Once you find a line containing the word "rest" in the entries below, copy it.

START THE INPUT

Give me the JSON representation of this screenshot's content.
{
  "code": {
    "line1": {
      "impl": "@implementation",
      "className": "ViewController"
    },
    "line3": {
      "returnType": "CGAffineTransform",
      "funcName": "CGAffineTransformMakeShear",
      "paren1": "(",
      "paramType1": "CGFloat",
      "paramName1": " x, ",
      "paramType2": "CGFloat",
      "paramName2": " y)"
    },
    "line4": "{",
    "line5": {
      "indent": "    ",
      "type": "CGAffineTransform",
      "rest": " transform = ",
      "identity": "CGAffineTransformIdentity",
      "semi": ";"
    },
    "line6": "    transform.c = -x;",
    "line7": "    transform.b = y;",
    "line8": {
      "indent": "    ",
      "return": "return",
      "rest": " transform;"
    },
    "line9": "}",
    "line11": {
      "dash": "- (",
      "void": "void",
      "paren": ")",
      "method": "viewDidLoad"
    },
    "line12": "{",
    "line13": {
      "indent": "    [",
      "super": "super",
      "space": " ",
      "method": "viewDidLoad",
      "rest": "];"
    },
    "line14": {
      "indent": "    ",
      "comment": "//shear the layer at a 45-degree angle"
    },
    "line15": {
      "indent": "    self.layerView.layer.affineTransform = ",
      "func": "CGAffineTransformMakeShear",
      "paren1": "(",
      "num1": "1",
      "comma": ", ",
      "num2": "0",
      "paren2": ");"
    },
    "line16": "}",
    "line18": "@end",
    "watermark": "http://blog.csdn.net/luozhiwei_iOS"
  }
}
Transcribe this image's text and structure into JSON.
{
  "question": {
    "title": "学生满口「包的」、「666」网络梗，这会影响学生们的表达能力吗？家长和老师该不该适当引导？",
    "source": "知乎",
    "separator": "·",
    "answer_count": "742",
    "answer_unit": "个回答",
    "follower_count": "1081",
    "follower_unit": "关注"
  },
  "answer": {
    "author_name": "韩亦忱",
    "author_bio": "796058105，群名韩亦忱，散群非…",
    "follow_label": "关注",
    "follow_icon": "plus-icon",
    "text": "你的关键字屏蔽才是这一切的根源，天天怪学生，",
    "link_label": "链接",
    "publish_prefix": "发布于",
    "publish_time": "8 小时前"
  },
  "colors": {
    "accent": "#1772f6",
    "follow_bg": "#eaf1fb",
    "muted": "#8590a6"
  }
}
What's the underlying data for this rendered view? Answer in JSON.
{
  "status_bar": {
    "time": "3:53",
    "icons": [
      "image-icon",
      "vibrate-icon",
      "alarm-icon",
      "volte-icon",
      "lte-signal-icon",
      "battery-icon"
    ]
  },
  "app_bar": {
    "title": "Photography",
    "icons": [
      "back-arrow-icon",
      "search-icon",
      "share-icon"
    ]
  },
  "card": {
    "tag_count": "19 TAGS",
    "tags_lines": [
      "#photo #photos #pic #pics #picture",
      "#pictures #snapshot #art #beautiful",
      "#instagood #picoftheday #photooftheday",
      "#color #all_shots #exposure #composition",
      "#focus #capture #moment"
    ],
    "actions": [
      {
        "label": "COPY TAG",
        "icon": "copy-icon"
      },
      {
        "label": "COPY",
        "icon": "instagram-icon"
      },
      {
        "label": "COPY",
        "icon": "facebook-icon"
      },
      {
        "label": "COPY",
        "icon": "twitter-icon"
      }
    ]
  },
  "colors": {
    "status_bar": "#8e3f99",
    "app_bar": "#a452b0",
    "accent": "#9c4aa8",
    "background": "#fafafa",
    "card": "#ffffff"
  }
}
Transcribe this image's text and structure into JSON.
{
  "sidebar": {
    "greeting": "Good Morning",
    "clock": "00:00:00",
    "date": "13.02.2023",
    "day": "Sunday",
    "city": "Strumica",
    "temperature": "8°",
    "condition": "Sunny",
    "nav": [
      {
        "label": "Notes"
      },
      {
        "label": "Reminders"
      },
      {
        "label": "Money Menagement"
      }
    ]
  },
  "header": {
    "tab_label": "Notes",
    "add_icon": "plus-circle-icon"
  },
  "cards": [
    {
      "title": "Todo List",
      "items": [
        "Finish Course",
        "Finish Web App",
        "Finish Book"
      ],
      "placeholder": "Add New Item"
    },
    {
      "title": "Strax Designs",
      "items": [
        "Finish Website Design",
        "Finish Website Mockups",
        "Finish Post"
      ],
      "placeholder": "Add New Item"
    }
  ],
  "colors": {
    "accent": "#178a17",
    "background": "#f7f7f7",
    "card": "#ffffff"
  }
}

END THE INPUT

* TASK OUTPUT
      "rest": " transform = ",
      "rest": " transform;"
      "rest": "];"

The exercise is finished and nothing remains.